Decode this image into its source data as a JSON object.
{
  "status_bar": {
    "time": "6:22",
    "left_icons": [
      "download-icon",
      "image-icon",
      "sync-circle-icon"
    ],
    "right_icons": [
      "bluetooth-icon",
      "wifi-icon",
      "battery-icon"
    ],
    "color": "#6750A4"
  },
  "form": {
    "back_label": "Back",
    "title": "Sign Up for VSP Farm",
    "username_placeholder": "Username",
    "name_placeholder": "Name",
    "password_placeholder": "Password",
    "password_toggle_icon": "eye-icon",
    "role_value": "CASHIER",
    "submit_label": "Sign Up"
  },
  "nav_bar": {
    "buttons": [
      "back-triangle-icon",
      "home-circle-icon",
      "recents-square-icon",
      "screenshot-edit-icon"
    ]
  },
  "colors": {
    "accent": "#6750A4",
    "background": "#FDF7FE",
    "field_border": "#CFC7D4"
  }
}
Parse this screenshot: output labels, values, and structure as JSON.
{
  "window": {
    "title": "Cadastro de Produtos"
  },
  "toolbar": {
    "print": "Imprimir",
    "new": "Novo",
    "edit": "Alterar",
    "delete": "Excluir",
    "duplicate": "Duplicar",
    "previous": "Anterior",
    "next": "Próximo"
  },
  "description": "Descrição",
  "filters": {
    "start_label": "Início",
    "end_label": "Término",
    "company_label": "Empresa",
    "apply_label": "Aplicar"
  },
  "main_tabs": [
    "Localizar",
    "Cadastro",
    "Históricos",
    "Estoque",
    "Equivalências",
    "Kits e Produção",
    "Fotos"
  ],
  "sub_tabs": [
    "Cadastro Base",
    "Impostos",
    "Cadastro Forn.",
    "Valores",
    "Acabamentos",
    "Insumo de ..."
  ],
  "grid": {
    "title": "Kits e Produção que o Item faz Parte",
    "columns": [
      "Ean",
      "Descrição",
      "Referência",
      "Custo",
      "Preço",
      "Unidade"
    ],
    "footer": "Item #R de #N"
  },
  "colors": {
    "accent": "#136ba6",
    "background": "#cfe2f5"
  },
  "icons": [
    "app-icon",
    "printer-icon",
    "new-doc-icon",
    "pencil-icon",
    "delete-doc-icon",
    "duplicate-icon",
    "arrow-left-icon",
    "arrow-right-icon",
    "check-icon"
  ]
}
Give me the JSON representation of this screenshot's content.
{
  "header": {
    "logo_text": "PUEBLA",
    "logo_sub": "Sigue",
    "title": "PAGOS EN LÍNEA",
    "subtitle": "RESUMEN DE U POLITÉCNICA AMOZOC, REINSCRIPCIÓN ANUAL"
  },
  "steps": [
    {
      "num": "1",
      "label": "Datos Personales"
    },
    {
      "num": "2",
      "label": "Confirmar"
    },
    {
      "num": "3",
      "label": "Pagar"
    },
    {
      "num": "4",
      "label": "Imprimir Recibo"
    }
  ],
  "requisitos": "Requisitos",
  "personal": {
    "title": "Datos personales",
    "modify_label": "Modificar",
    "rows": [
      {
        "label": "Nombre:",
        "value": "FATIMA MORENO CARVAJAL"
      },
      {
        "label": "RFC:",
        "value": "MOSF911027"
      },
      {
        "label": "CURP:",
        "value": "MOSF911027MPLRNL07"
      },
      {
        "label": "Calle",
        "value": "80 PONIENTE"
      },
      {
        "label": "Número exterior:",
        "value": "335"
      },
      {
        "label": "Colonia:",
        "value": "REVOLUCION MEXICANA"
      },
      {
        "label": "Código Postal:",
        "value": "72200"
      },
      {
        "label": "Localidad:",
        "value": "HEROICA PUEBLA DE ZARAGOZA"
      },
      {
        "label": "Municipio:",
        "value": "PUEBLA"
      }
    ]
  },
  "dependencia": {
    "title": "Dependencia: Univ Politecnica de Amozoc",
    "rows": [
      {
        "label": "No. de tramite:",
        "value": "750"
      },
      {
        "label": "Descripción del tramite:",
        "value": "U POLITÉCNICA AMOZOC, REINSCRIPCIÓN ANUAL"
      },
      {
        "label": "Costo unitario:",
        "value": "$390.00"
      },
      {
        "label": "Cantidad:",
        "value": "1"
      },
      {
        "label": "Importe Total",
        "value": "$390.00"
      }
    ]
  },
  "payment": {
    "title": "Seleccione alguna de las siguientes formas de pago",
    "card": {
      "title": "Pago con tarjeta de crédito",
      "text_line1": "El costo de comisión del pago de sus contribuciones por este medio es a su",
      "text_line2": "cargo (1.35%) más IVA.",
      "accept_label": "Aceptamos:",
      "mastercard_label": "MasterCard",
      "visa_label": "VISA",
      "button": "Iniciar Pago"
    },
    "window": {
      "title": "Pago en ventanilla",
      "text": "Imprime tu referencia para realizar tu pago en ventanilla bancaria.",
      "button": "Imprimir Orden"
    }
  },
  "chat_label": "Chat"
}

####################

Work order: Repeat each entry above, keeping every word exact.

Finished task:
Decode this image into its source data as a JSON object.
{
  "status_bar": {
    "time": "6:22",
    "left_icons": [
      "download-icon",
      "image-icon",
      "sync-circle-icon"
    ],
    "right_icons": [
      "bluetooth-icon",
      "wifi-icon",
      "battery-icon"
    ],
    "color": "#6750A4"
  },
  "form": {
    "back_label": "Back",
    "title": "Sign Up for VSP Farm",
    "username_placeholder": "Username",
    "name_placeholder": "Name",
    "password_placeholder": "Password",
    "password_toggle_icon": "eye-icon",
    "role_value": "CASHIER",
    "submit_label": "Sign Up"
  },
  "nav_bar": {
    "buttons": [
      "back-triangle-icon",
      "home-circle-icon",
      "recents-square-icon",
      "screenshot-edit-icon"
    ]
  },
  "colors": {
    "accent": "#6750A4",
    "background": "#FDF7FE",
    "field_border": "#CFC7D4"
  }
}
Parse this screenshot: output labels, values, and structure as JSON.
{
  "window": {
    "title": "Cadastro de Produtos"
  },
  "toolbar": {
    "print": "Imprimir",
    "new": "Novo",
    "edit": "Alterar",
    "delete": "Excluir",
    "duplicate": "Duplicar",
    "previous": "Anterior",
    "next": "Próximo"
  },
  "description": "Descrição",
  "filters": {
    "start_label": "Início",
    "end_label": "Término",
    "company_label": "Empresa",
    "apply_label": "Aplicar"
  },
  "main_tabs": [
    "Localizar",
    "Cadastro",
    "Históricos",
    "Estoque",
    "Equivalências",
    "Kits e Produção",
    "Fotos"
  ],
  "sub_tabs": [
    "Cadastro Base",
    "Impostos",
    "Cadastro Forn.",
    "Valores",
    "Acabamentos",
    "Insumo de ..."
  ],
  "grid": {
    "title": "Kits e Produção que o Item faz Parte",
    "columns": [
      "Ean",
      "Descrição",
      "Referência",
      "Custo",
      "Preço",
      "Unidade"
    ],
    "footer": "Item #R de #N"
  },
  "colors": {
    "accent": "#136ba6",
    "background": "#cfe2f5"
  },
  "icons": [
    "app-icon",
    "printer-icon",
    "new-doc-icon",
    "pencil-icon",
    "delete-doc-icon",
    "duplicate-icon",
    "arrow-left-icon",
    "arrow-right-icon",
    "check-icon"
  ]
}
Give me the JSON representation of this screenshot's content.
{
  "header": {
    "logo_text": "PUEBLA",
    "logo_sub": "Sigue",
    "title": "PAGOS EN LÍNEA",
    "subtitle": "RESUMEN DE U POLITÉCNICA AMOZOC, REINSCRIPCIÓN ANUAL"
  },
  "steps": [
    {
      "num": "1",
      "label": "Datos Personales"
    },
    {
      "num": "2",
      "label": "Confirmar"
    },
    {
      "num": "3",
      "label": "Pagar"
    },
    {
      "num": "4",
      "label": "Imprimir Recibo"
    }
  ],
  "requisitos": "Requisitos",
  "personal": {
    "title": "Datos personales",
    "modify_label": "Modificar",
    "rows": [
      {
        "label": "Nombre:",
        "value": "FATIMA MORENO CARVAJAL"
      },
      {
        "label": "RFC:",
        "value": "MOSF911027"
      },
      {
        "label": "CURP:",
        "value": "MOSF911027MPLRNL07"
      },
      {
        "label": "Calle",
        "value": "80 PONIENTE"
      },
      {
        "label": "Número exterior:",
        "value": "335"
      },
      {
        "label": "Colonia:",
        "value": "REVOLUCION MEXICANA"
      },
      {
        "label": "Código Postal:",
        "value": "72200"
      },
      {
        "label": "Localidad:",
        "value": "HEROICA PUEBLA DE ZARAGOZA"
      },
      {
        "label": "Municipio:",
        "value": "PUEBLA"
      }
    ]
  },
  "dependencia": {
    "title": "Dependencia: Univ Politecnica de Amozoc",
    "rows": [
      {
        "label": "No. de tramite:",
        "value": "750"
      },
      {
        "label": "Descripción del tramite:",
        "value": "U POLITÉCNICA AMOZOC, REINSCRIPCIÓN ANUAL"
      },
      {
        "label": "Costo unitario:",
        "value": "$390.00"
      },
      {
        "label": "Cantidad:",
        "value": "1"
      },
      {
        "label": "Importe Total",
        "value": "$390.00"
      }
    ]
  },
  "payment": {
    "title": "Seleccione alguna de las siguientes formas de pago",
    "card": {
      "title": "Pago con tarjeta de crédito",
      "text_line1": "El costo de comisión del pago de sus contribuciones por este medio es a su",
      "text_line2": "cargo (1.35%) más IVA.",
      "accept_label": "Aceptamos:",
      "mastercard_label": "MasterCard",
      "visa_label": "VISA",
      "button": "Iniciar Pago"
    },
    "window": {
      "title": "Pago en ventanilla",
      "text": "Imprime tu referencia para realizar tu pago en ventanilla bancaria.",
      "button": "Imprimir Orden"
    }
  },
  "chat_label": "Chat"
}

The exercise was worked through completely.